[Items from an interface collection]
'''

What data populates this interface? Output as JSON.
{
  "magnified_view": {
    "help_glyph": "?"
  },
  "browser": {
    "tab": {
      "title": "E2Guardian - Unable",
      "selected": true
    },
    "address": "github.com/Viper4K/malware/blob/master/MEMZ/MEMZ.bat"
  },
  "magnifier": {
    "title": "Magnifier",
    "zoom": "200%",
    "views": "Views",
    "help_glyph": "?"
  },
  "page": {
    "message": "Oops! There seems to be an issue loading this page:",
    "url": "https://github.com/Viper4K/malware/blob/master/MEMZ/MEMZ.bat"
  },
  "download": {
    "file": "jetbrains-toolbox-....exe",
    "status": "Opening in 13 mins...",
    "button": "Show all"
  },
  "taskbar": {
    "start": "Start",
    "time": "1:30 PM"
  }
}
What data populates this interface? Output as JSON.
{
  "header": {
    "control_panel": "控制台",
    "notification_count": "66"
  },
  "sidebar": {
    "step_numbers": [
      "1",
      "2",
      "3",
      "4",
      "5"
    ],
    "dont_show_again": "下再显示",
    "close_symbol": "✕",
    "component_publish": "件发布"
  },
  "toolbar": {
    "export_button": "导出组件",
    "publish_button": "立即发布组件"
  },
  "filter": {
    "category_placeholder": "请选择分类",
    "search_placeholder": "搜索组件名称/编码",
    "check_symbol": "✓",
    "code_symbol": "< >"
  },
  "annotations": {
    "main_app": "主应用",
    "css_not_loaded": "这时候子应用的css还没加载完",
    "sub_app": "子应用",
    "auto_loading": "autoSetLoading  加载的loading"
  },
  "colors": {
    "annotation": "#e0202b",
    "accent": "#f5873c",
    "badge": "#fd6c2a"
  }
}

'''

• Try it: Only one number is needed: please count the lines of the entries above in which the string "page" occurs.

• Answer box: 2